As I read about the beginning of Jacob’s life in Genesis 25, I am struck again by how messy life is and how much there is in life that we have no control over. Jacob had no control over the family he was a part of, the fact that he was a second-born twin, his physical appearance, the essence of his personality, the fact that his parents would play favorites. Jacob could not have remembered the history of his early life. Much of what he learned came from stories told by others. These stories have been passed down to us as the word of the Lord.
We all have stories about our early lives, and this story of Jacob is particularly intriguing to me because I too am a second-born twin.

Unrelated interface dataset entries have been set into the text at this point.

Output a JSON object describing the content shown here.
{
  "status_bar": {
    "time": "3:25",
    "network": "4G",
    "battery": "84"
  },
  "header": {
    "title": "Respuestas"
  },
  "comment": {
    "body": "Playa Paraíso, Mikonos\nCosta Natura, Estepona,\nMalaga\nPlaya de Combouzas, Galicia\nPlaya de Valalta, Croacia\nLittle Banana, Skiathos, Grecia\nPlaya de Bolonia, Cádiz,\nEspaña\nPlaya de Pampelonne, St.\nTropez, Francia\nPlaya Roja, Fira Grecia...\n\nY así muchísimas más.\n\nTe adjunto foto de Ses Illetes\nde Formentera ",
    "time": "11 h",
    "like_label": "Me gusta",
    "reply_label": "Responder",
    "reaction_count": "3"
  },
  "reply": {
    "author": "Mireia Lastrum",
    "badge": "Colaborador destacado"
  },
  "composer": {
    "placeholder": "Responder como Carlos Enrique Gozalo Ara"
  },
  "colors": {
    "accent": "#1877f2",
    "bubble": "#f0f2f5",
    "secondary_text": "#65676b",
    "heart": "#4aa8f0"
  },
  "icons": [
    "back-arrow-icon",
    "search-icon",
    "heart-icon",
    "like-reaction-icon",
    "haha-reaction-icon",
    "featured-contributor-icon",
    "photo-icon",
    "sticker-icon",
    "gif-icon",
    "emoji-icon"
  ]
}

I have heard many times how my parents didn’t know my mother was carrying twins because there were no ultrasound back then, though my aunt had suggested she was either having triplets or an elephant because she was so big. After my sister was delivered, the doctor said, “There is another one.” And twelve minutes later I came into the world.
My sister and I are fraternal twins, though we look more alike than Jacob and Esau apparently did. But we were different temperamentally as well. My mother loved to tell me how my sister started to walk when she was 8 months old, getting up and running until she fell down or ran into a wall. I, on the other hand, walked along the furniture until sixteen months, and when I finally let go, I walked without falling down.
It’s difficult for me to accept that in Jacob’s time, the firstborn alone would inherit the family wealth. That system sets ups a kind of favoritism and conveys messages of value or lack of value. So while it may be understandable that Isaac favors the son who will carry on his name and the family destiny and that Rebecca favors the child who is more like her--without power or promise—it’s still hard for me to read about their favoritism because my parents really tried to be fair in how they dealt with their children. But the truth is, children are different and have different needs. And every family has their ways—some good, some not so good, and even children in the same family can have differing perceptions of what life is like.
So reflecting on Jacob’s story, his family, his beginnings, his life, and his relationships has drawn me to think about myself. Being a twin, birth order, personality, family dynamics, and other factors have shaped me and the way I view the world—in conscious and unconscious ways. That is true for every one of us. Like Esau and Jacob, we all have the tendency to want what we want when we want it and to seek to control and take care of our own needs by our own human striving. We want to control our destiny by our own willful choices.
However, the invitation from God is to see our life not as something to be achieved but a gift to be received. Yet in order to do this, we must lay down our willfulness and willingly trust his love and rely on his grace to do for us what we cannot do for ourselves. As I was reflecting on this, I was reminded of a passage from Henri Nouwen’s Return of the Prodigal Son:
It was not I who chose God, but God who first chose me. This is the great mystery of our faith. We do not choose God, God chooses us. From all eternity we are hidden “in the shadow of God’s hand” and "engraved on his palm”. Before any human being touches us, God “forms us in secret” and “textures us” in the depth of the earth, and before any human being decides about us, God “knits us together in our mother’s womb.” God loves us before any human person can show love to us. He loves us with a “first” love, and unlimited, unconditional love, wants us to be his beloved children, and tells us to become as loving as himself…. It is the first and everlasting love of a God who is Father as well as Mother. It is the fountain of all true human love, even the most limited. Jesus’ whole life and preaching had only one aim: to reveal this inexhaustible, unlimited motherly and fatherly love of his God and to show the way to let that love guide every part of our daily lives… It is the love that always welcomes home and always wants to celebrate.
I am very grateful today for my life, for being a twin, for the family God has given me. But what I am most grateful for is the deep and abiding truth that I belong to God. That is a gift of grace, and as I follow the story of Jacob’s life and the many ways that life is messy, I want to continue to recognize grace, rejoice in grace, and rest in grace.